*** Block opens ***

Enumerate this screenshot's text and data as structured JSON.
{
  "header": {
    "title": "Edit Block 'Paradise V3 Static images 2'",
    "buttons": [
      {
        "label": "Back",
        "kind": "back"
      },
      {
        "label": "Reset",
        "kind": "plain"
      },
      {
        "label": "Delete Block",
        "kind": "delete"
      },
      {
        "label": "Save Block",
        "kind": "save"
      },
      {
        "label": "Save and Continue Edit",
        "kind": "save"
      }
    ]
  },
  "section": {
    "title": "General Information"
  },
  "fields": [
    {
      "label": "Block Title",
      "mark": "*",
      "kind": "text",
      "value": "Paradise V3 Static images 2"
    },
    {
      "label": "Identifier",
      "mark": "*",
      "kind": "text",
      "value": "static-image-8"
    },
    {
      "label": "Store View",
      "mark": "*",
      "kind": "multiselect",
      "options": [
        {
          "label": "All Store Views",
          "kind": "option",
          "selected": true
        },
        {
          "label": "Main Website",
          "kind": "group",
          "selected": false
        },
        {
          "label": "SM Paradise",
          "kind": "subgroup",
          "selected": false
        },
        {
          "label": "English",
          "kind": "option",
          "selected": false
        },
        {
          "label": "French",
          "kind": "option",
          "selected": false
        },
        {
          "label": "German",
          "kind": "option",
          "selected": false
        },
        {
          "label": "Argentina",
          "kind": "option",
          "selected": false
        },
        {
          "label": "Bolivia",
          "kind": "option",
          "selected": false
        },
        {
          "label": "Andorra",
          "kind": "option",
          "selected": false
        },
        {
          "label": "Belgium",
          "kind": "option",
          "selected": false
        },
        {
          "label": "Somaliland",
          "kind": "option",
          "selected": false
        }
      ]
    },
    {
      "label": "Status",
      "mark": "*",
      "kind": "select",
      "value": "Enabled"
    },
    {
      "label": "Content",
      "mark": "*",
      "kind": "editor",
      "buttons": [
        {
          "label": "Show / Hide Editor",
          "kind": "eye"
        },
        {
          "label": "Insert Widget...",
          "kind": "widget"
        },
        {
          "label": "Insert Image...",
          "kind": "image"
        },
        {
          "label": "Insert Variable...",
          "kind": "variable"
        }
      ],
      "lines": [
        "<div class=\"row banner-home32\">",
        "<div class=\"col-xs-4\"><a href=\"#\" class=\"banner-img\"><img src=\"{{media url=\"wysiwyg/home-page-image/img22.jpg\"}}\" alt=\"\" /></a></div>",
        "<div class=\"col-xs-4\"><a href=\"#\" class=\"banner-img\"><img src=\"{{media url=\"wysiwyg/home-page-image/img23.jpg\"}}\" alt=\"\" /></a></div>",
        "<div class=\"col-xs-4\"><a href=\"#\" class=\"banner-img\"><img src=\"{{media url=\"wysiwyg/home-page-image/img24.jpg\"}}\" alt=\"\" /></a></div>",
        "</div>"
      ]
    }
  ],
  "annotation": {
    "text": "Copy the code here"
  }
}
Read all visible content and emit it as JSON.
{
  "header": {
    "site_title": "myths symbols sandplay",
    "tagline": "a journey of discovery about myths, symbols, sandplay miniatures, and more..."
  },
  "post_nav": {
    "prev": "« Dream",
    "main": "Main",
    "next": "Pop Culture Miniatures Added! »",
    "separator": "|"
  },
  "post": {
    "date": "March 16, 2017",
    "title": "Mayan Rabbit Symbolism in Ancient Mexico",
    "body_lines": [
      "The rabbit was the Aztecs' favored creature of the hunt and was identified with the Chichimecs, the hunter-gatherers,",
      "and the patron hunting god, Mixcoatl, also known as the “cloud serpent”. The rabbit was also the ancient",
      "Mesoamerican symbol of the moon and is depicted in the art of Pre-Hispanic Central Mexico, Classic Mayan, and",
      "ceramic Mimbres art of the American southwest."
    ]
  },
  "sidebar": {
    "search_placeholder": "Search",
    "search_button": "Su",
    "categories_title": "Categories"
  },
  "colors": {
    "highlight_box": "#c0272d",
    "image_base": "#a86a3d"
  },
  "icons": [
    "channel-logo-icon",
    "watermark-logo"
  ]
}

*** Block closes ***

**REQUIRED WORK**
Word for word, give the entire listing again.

**ANSWER BOX**
Enumerate this screenshot's text and data as structured JSON.
{
  "header": {
    "title": "Edit Block 'Paradise V3 Static images 2'",
    "buttons": [
      {
        "label": "Back",
        "kind": "back"
      },
      {
        "label": "Reset",
        "kind": "plain"
      },
      {
        "label": "Delete Block",
        "kind": "delete"
      },
      {
        "label": "Save Block",
        "kind": "save"
      },
      {
        "label": "Save and Continue Edit",
        "kind": "save"
      }
    ]
  },
  "section": {
    "title": "General Information"
  },
  "fields": [
    {
      "label": "Block Title",
      "mark": "*",
      "kind": "text",
      "value": "Paradise V3 Static images 2"
    },
    {
      "label": "Identifier",
      "mark": "*",
      "kind": "text",
      "value": "static-image-8"
    },
    {
      "label": "Store View",
      "mark": "*",
      "kind": "multiselect",
      "options": [
        {
          "label": "All Store Views",
          "kind": "option",
          "selected": true
        },
        {
          "label": "Main Website",
          "kind": "group",
          "selected": false
        },
        {
          "label": "SM Paradise",
          "kind": "subgroup",
          "selected": false
        },
        {
          "label": "English",
          "kind": "option",
          "selected": false
        },
        {
          "label": "French",
          "kind": "option",
          "selected": false
        },
        {
          "label": "German",
          "kind": "option",
          "selected": false
        },
        {
          "label": "Argentina",
          "kind": "option",
          "selected": false
        },
        {
          "label": "Bolivia",
          "kind": "option",
          "selected": false
        },
        {
          "label": "Andorra",
          "kind": "option",
          "selected": false
        },
        {
          "label": "Belgium",
          "kind": "option",
          "selected": false
        },
        {
          "label": "Somaliland",
          "kind": "option",
          "selected": false
        }
      ]
    },
    {
      "label": "Status",
      "mark": "*",
      "kind": "select",
      "value": "Enabled"
    },
    {
      "label": "Content",
      "mark": "*",
      "kind": "editor",
      "buttons": [
        {
          "label": "Show / Hide Editor",
          "kind": "eye"
        },
        {
          "label": "Insert Widget...",
          "kind": "widget"
        },
        {
          "label": "Insert Image...",
          "kind": "image"
        },
        {
          "label": "Insert Variable...",
          "kind": "variable"
        }
      ],
      "lines": [
        "<div class=\"row banner-home32\">",
        "<div class=\"col-xs-4\"><a href=\"#\" class=\"banner-img\"><img src=\"{{media url=\"wysiwyg/home-page-image/img22.jpg\"}}\" alt=\"\" /></a></div>",
        "<div class=\"col-xs-4\"><a href=\"#\" class=\"banner-img\"><img src=\"{{media url=\"wysiwyg/home-page-image/img23.jpg\"}}\" alt=\"\" /></a></div>",
        "<div class=\"col-xs-4\"><a href=\"#\" class=\"banner-img\"><img src=\"{{media url=\"wysiwyg/home-page-image/img24.jpg\"}}\" alt=\"\" /></a></div>",
        "</div>"
      ]
    }
  ],
  "annotation": {
    "text": "Copy the code here"
  }
}
Read all visible content and emit it as JSON.
{
  "header": {
    "site_title": "myths symbols sandplay",
    "tagline": "a journey of discovery about myths, symbols, sandplay miniatures, and more..."
  },
  "post_nav": {
    "prev": "« Dream",
    "main": "Main",
    "next": "Pop Culture Miniatures Added! »",
    "separator": "|"
  },
  "post": {
    "date": "March 16, 2017",
    "title": "Mayan Rabbit Symbolism in Ancient Mexico",
    "body_lines": [
      "The rabbit was the Aztecs' favored creature of the hunt and was identified with the Chichimecs, the hunter-gatherers,",
      "and the patron hunting god, Mixcoatl, also known as the “cloud serpent”. The rabbit was also the ancient",
      "Mesoamerican symbol of the moon and is depicted in the art of Pre-Hispanic Central Mexico, Classic Mayan, and",
      "ceramic Mimbres art of the American southwest."
    ]
  },
  "sidebar": {
    "search_placeholder": "Search",
    "search_button": "Su",
    "categories_title": "Categories"
  },
  "colors": {
    "highlight_box": "#c0272d",
    "image_base": "#a86a3d"
  },
  "icons": [
    "channel-logo-icon",
    "watermark-logo"
  ]
}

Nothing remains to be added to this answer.